--- Input records Enclosed Below ---
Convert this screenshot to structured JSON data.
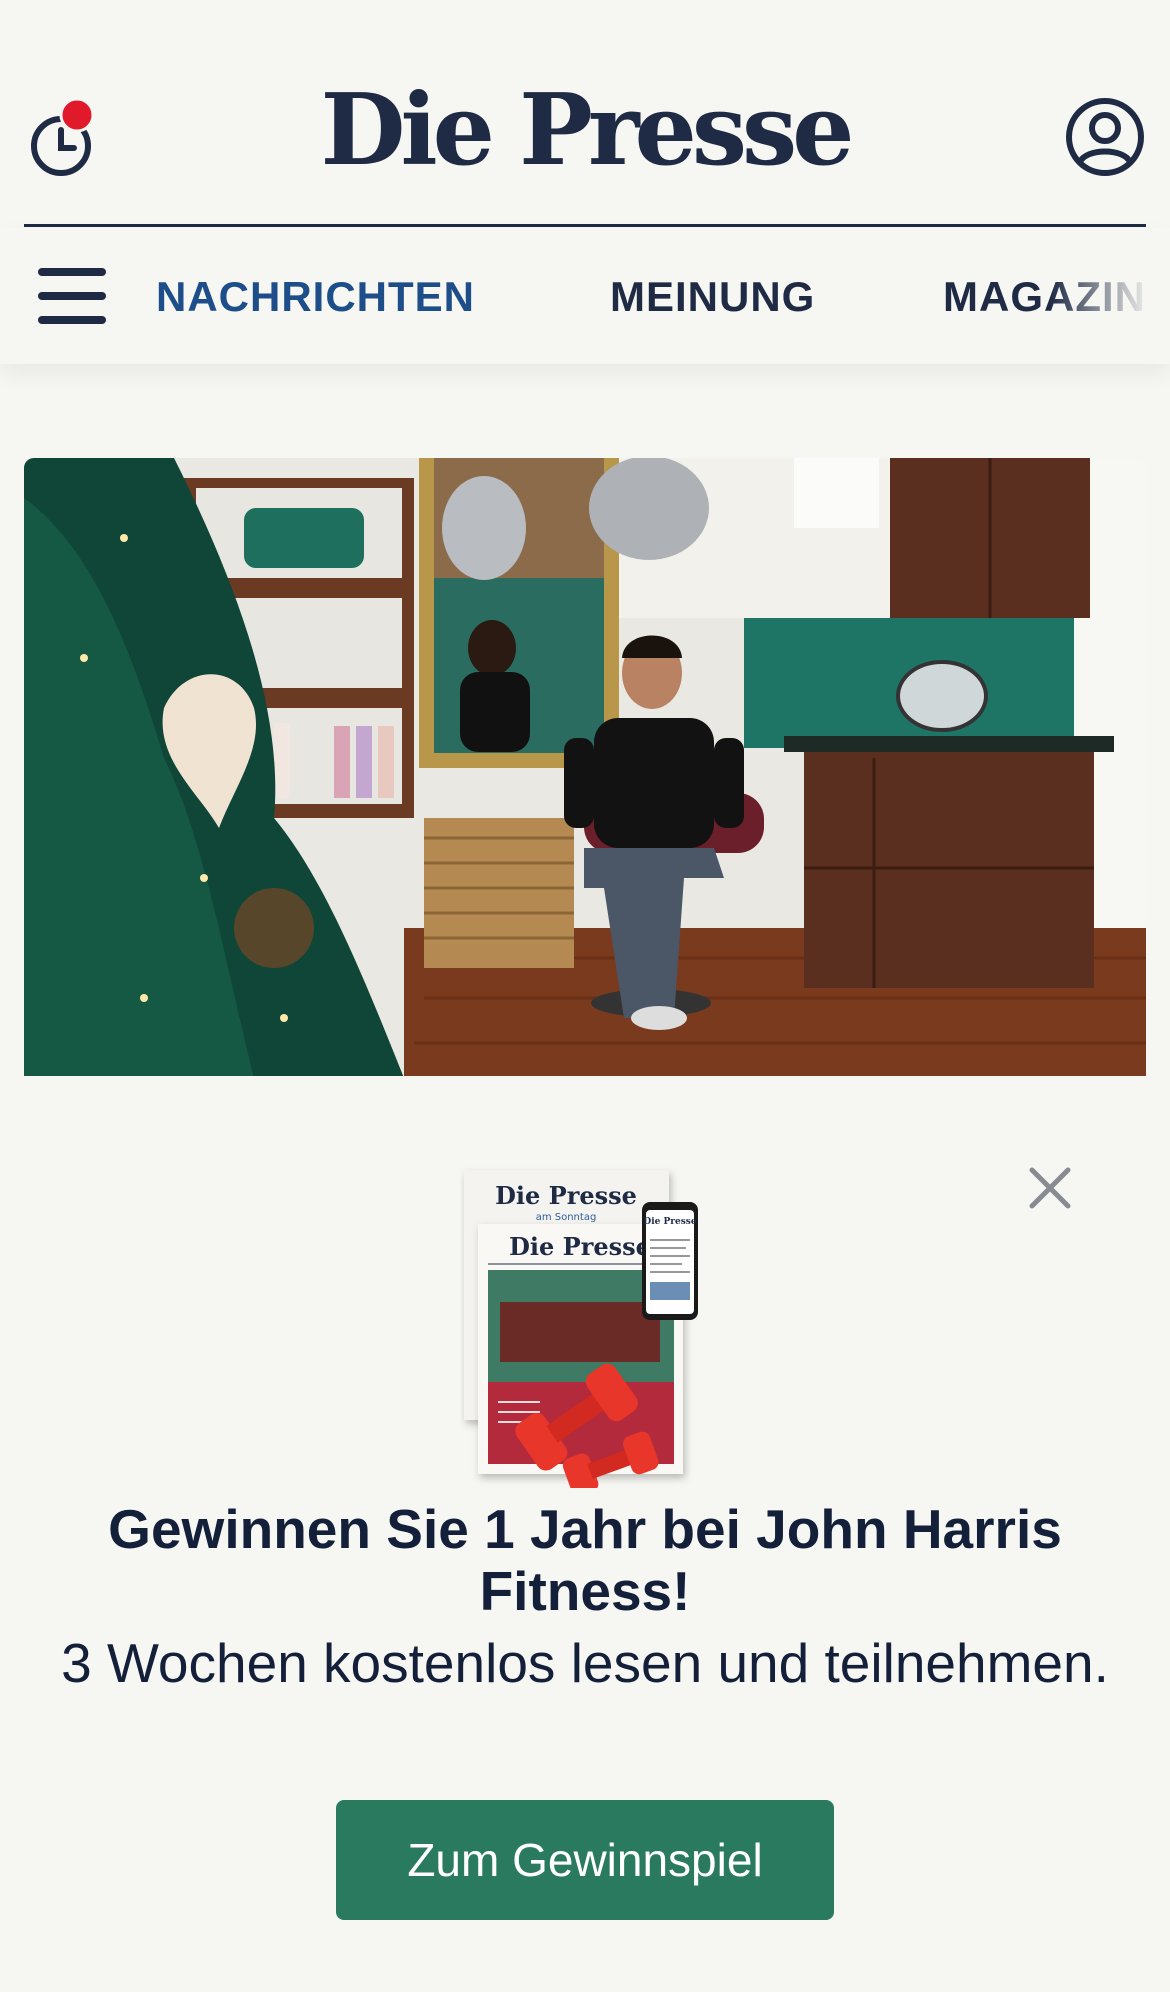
{
  "header": {
    "logo": "Die Presse",
    "notification_color": "#e0192b"
  },
  "nav": {
    "items": [
      {
        "label": "NACHRICHTEN",
        "active": true
      },
      {
        "label": "MEINUNG",
        "active": false
      },
      {
        "label": "MAGAZIN",
        "active": false
      }
    ]
  },
  "hero": {
    "icons": [
      "christmas-tree",
      "salon-interior",
      "man-in-chair"
    ]
  },
  "promo": {
    "illustration": {
      "paper_back_title": "Die Presse",
      "paper_back_subtitle": "am Sonntag",
      "paper_front_title": "Die Presse",
      "phone_title": "Die Presse",
      "icon": "dumbbells"
    },
    "title": "Gewinnen Sie 1 Jahr bei John Harris Fitness!",
    "subtitle": "3 Wochen kostenlos lesen und teilnehmen.",
    "cta_label": "Zum Gewinnspiel",
    "cta_color": "#2a7a5f"
  }
}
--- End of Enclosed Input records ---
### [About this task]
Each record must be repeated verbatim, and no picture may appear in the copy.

### [Solved exercise]
Convert this screenshot to structured JSON data.
{
  "header": {
    "logo": "Die Presse",
    "notification_color": "#e0192b"
  },
  "nav": {
    "items": [
      {
        "label": "NACHRICHTEN",
        "active": true
      },
      {
        "label": "MEINUNG",
        "active": false
      },
      {
        "label": "MAGAZIN",
        "active": false
      }
    ]
  },
  "hero": {
    "icons": [
      "christmas-tree",
      "salon-interior",
      "man-in-chair"
    ]
  },
  "promo": {
    "illustration": {
      "paper_back_title": "Die Presse",
      "paper_back_subtitle": "am Sonntag",
      "paper_front_title": "Die Presse",
      "phone_title": "Die Presse",
      "icon": "dumbbells"
    },
    "title": "Gewinnen Sie 1 Jahr bei John Harris Fitness!",
    "subtitle": "3 Wochen kostenlos lesen und teilnehmen.",
    "cta_label": "Zum Gewinnspiel",
    "cta_color": "#2a7a5f"
  }
}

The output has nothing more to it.